1 2 3 A2 4 5 6 This is for multiple contrasts Within and between groups whether, across conditions and/or subjects, a number of different contrasts are significant gives differences in both directions (+ve & -ve) equivalent to lots of 2-tailed t-test asks general question: M(A1-A2) ≠ F(A1-A2) contrast vector for interaction between A and sex: [1,0,0,-1,0,0,0,0,0,0,0,0] [0,1,0,0,-1,0,0,0,0,0,0,0] [0,0,1,0,0,-1,0,0,0,0,0,0] [0,0,0,0,0,0,-1,0,0,1,0,0] [0,0,0,0,0,0,0,-1,0,0,1,0] [0,0,0,0,0,0,0,0,-1,0,0,1] B1 B2 B3 A1 1 2 3 A2 4 5 6 M F

Overview Fixed, random, and mixed models
From 1st to 2nd level analysis 2nd level analysis: 1-sample t-test 2nd level analysis: Paired t-test 2nd level analysis: 2-sample t-test 2nd level analysis: ANOVA Multiple comparisons

Multiple comparisons we’re still doing these comparisons for each voxel involved in the analysis (even though we’ve collapsed across time) -> lots of comparisons also multiple contrasts problem of false positives correction for multiple comparisons cf talk on random field theory
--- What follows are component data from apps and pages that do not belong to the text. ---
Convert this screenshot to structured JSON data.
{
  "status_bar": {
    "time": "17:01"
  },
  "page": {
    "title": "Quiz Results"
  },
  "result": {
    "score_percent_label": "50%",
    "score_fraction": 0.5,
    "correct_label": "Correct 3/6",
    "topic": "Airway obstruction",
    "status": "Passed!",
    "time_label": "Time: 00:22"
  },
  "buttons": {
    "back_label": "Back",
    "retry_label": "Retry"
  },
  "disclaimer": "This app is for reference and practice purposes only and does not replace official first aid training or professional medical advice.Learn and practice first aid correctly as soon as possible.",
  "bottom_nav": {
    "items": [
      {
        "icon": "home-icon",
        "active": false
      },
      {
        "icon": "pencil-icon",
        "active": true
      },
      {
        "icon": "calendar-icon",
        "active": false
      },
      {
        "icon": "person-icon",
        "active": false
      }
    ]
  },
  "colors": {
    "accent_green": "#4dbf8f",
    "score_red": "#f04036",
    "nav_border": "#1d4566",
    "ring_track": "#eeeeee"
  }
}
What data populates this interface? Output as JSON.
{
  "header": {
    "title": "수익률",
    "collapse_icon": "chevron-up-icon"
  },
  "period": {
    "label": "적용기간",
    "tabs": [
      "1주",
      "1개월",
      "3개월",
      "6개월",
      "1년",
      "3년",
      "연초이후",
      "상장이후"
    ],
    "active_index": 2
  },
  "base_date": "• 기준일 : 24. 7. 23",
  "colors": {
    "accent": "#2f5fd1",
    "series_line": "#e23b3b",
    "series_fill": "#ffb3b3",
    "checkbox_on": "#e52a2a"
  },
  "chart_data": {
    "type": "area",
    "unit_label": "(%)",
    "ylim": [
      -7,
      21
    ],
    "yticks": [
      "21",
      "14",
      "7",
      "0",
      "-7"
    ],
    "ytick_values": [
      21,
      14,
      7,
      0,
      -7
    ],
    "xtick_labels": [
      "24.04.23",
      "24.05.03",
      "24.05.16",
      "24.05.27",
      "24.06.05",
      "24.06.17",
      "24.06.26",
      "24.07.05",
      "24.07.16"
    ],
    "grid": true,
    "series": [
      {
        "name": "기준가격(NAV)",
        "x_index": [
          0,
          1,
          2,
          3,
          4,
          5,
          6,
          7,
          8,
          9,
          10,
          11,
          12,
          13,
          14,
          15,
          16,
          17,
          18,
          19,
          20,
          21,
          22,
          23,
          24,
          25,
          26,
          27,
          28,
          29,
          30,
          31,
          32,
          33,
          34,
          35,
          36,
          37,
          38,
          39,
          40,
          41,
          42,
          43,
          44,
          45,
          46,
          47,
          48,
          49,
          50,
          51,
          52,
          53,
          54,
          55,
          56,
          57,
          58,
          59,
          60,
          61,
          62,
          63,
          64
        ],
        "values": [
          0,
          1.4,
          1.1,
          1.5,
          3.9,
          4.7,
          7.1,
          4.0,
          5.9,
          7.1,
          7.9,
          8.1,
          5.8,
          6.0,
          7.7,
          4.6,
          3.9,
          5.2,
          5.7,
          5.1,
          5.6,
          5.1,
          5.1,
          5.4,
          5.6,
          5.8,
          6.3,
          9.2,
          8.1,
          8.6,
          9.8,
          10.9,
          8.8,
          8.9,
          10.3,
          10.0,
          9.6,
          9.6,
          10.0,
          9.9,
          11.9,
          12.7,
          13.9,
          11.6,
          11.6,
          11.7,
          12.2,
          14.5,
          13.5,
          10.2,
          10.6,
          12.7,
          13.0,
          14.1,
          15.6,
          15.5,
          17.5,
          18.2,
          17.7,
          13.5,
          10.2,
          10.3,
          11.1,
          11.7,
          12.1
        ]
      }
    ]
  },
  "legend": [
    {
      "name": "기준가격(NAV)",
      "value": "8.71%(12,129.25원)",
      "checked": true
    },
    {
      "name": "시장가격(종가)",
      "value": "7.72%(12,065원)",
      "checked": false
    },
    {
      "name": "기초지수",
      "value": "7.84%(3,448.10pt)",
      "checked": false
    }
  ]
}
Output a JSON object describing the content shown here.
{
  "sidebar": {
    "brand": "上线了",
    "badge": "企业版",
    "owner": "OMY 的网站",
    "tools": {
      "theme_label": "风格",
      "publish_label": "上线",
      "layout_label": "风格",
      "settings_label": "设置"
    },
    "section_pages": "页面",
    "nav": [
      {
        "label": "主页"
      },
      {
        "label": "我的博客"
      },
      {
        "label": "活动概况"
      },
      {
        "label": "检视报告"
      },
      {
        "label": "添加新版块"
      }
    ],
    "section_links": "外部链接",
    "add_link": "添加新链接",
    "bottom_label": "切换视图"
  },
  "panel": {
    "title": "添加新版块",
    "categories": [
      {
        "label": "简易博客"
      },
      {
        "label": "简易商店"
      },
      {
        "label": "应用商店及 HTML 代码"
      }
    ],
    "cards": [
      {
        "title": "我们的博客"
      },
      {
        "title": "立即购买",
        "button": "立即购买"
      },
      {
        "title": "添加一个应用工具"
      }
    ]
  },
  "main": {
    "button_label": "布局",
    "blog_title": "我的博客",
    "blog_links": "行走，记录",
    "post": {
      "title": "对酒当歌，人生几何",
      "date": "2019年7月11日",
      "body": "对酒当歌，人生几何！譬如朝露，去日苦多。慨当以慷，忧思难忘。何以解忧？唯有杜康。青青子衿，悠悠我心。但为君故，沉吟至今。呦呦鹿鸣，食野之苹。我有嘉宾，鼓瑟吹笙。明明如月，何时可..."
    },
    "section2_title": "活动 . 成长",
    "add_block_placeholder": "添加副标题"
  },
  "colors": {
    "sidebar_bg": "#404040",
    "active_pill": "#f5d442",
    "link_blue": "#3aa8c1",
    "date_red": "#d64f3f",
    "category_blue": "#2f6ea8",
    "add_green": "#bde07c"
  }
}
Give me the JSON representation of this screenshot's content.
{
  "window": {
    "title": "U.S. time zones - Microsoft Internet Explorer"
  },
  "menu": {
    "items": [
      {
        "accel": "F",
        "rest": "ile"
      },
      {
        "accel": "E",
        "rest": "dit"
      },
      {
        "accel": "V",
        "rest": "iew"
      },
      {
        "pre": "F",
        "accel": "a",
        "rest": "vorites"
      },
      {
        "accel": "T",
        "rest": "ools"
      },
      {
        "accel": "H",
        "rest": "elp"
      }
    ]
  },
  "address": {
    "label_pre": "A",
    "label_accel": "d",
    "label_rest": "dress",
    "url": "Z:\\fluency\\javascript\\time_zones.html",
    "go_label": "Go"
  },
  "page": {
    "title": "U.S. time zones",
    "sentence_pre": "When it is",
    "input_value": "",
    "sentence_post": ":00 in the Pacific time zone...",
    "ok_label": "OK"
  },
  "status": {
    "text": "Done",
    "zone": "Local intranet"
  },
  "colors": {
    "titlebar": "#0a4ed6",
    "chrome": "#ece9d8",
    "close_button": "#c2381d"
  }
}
References Previous MFD presentations
SPM5 Manual, The FIL Methods Group (2007) Poline, Kherif, Pallier & Penny, Chapter 9, Statistical Parametric Mapping (2007) Penny & Holmes, Chapter 12, Human Brain function (2nd edition)